As reports streamed in on Wednesday that a mass shooting had taken place in San Bernardino, California an exasperated nation recoiled in a mixture of horror and dismay. Just five days before the San Bernardino massacre, in which police say Syed Farook and Tashfeen Malik killed at least 14 people and injured 21 others at a community center, the country's eyes had been on Colorado Springs, Colorado, where an anti-abortion extremist killed three and wounded nine at a Planned Parenthood facility.
But Wednesday's carnage in California didn't mark the first mass shooting since Robert Dear opened fire at the Colorado Springs clinic. It wasn't even the first mass shooting to occur on Wednesday.

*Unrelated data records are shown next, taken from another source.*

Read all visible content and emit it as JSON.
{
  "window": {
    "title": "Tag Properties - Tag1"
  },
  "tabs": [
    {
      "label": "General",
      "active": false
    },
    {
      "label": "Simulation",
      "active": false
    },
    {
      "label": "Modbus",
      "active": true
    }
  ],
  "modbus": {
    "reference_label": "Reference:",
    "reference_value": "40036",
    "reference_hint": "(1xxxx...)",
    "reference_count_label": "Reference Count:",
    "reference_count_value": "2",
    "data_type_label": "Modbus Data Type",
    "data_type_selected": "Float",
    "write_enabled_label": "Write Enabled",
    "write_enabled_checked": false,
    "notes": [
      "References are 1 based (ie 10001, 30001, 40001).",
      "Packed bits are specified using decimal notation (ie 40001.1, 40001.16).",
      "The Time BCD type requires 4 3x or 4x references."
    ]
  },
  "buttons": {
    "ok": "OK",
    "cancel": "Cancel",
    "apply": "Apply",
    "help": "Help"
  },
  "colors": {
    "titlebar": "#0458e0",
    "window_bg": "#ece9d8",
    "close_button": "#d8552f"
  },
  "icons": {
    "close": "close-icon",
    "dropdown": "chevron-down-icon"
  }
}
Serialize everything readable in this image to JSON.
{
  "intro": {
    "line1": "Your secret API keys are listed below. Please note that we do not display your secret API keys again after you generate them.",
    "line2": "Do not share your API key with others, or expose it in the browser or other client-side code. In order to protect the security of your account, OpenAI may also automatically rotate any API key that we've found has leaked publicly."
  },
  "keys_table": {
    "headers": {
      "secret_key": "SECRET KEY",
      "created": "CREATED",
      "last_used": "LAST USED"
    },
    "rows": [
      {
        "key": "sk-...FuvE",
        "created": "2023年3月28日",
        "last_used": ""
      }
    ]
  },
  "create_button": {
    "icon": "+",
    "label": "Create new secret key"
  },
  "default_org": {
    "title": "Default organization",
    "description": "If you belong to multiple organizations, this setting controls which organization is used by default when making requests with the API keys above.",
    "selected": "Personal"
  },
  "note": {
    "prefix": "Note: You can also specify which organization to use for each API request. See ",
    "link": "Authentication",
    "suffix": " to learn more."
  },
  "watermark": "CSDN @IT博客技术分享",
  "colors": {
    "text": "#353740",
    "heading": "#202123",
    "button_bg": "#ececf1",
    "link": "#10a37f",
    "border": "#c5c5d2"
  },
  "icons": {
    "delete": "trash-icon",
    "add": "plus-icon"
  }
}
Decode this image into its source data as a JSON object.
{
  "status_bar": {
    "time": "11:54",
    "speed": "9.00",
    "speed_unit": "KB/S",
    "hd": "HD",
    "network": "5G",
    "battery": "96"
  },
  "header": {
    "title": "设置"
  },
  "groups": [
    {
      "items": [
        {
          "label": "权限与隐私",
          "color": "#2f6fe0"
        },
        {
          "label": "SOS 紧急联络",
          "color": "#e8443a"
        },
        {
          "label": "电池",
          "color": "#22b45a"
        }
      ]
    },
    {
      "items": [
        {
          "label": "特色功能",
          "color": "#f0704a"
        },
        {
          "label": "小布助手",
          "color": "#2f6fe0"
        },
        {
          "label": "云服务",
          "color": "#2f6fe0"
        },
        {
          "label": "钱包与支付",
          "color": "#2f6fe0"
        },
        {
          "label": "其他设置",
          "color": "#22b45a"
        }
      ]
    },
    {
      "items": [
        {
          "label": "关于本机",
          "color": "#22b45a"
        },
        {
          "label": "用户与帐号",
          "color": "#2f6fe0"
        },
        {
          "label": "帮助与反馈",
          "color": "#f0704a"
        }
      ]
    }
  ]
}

Hours before the San Bernardino shooting was underway, gunmen in Savannah, Georgia killed one woman and injured three men, the Washington Post noted.
What happened in Savannah: The Atlanta Journal-Constitution reports that authorities are searching for two gunmen in the shooting, which occurred in the early morning hours in a residential area and killed Brandy Council, 34. Three other victims — Jamond Heyward, 17, Jarrett Myers, 40, and Jeran Washington, 52 — sustained non-life-threatening injuries, the paper reported.
Authorities have yet to announce if they've ascertained a motive in the case, the Journal-Constitution reports.
The Savannah shooting largely eluded national attention, which attests to the disconcertingly humdrum nature of mass shootings in America. It's unsurprising that a shooting with more than 31 casualties consumed the nation's attention on Wednesday, but it's a sad commentary on how routine gun violence has become that we tend only to pay attention when there are casualties on such a dramatic scale.
"You have 14 people dead in California, and that's a horrible tragedy. But likely 88 other people died today from gun violence in the United States."
The Savannah and San Bernardino attacks marked the 354th and 355th mass shootings to take place on American soil this year, according to data compiled by the Post from the Mass Shooting Tracker, which defines a mass shooting as an incident in which at least four people are either injured or killed.
That means that mass shootings have occurred at a rate of more than one a day in 2015; Wednesday was the 336th day of the year.
Gun violence overall: Even mass shootings that do command national attention only account for a sliver of the deaths from gun violence that occur each day in America. As Everytown for Gun Safety's Ted Alcorn told the New York Times, "You have 14 people dead in California, and that's a horrible tragedy. But likely 88 other people died today from gun violence in the United States." Using data from the Centers for Disease Control, the Brady Campaign to Prevent Gun Violence estimates that 31 people are murdered with a gun each day in America, 151 are treated for gun wounds and another 55 kill themselves with a gun.
In 2015 to date, according to the Gun Violence Archive, 12,219 people have died as a result of gun violence in America, while another 24,716 people have been injured.
Such jarring statistics underscore the brutal truth behind the BBC's report on San Bernardino Wednesday evening, which opened with the chilling words, "Just another day in the United States of America."
Reacting to the San Bernardino shooting on Wednesday, Democratic presidential candidate Hillary Clinton reiterated her call for gun safety reform, tweeting, "I refuse to accept this as normal." The unsettling reality, however, is that in the absence of serious action to confront gun violence, mass shootings have become all too normal.
Dec. 3, 2015, 12:49 p.m.: This story has been updated to reflect the confirmed number of people injured in Wednesday's shooting in San Bernardino, California.